The Librarian’s Cellar: At the Theatre: 44 – The Dublin Memoir of Peter Sheridan

By the skin of my chin, I managed to catch the closing night of Peter Sheridan’s one man show, 44 Seville Place at the Dolmen Theatre. Based on his memoir of the same name, for anyone of the vintage to remember growing up in the 1950’s and 60’s inner city Dublin, it ‘s a nostalgic trip down memory lane. For anyone too young to have experienced it first hand, it is a treat for the ear and for the imagination as Peter brings to life an era gone by forever.

You will laugh and unless you are made of cold stone, you will cry – and you will definitely be entertained by a master storyteller.

Currently touring, the next production happens as part of the ‘Five Lamps Festival’ with a show at the Irish Writers Centre, 19 Parnell Square, Dublin: Wednesday, March 11th at 7:30pm

Peter Sheridan is the author of a number of plays, among them No Entry, The Liberty Suit (in collaboration with Gerard Mannix Flynn), Diary of a Hunger Strike, Children of Eve and Finders Keepers. His book about his family, 44: A Dublin Memoir, was published to great acclaim in 1999 and was followed by 47 Roses. Peter’s most recent book Break A Leg, was published in 2013.

Intellectual Property and the first ruling of copyright law…

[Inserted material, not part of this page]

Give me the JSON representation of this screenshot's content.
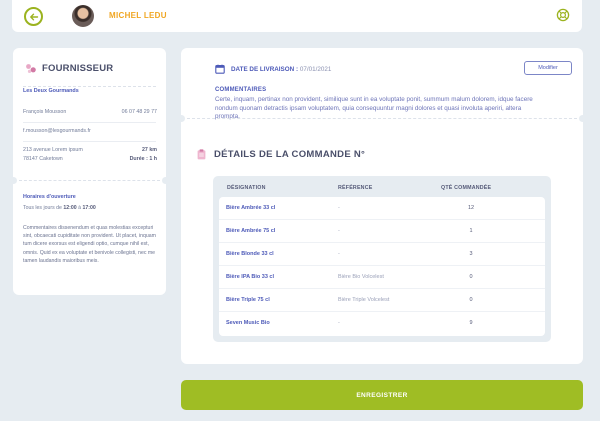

Hosted by the excellent Irish Writers Centre, Dublin, I attended an interesting talk recently on an aspect of the history of copyright law, which casts an intriguing light on when and where copyright originated from.

And so it goes, that one thousand years before Queen Anne passed a copyright law in 1707, a 6th century Irish saint, Colmcille, copied a book of psalms from a psalter written by Saint Finian. Intending to keep the copy, Colmcille was of the opinion that the words of God belonged to everyone and therefore, could not be traded.

Finian, believing the work to be his intellectual property,  was not impressed and a dispute between the two men ensued, resulting in Colmcille taking his case to the then High King of Tara, Diarmuid.

The king decreed the first ruling on copyright law with the following judgement:

“To every cow, its little cow, that is its calf, and to every book its little book (copy). Because of that,  Colmcille, the book you copied is Finian’s”.

The ruling resulted in Colmcille going to battle with King Diarmuid at Cooldruman, Sligo on the slopes of Benbulbin. Popularly known as The Battle of the Books, Colmcille triumphed, but decided not to assume the role of High-King as he was entitled to do.

Instead, he left Ireland as an exile to do penance for the numbers of men killed in the battle and in 563, he settled in Iona, off the coast of Scotland.

T’is Interesting!

The talk was presented by novelist and solicitor, Ronan Sheehan. In the 1970’s, Ronan was co-founder of the Irish Writers Co-op with such luminaries as Neil Jordan, Peter Sheridan and Dermot Healy. You can read his paper on Colmcille and the Irish Tradition here:


The image reproduced here is not the copyright of the author.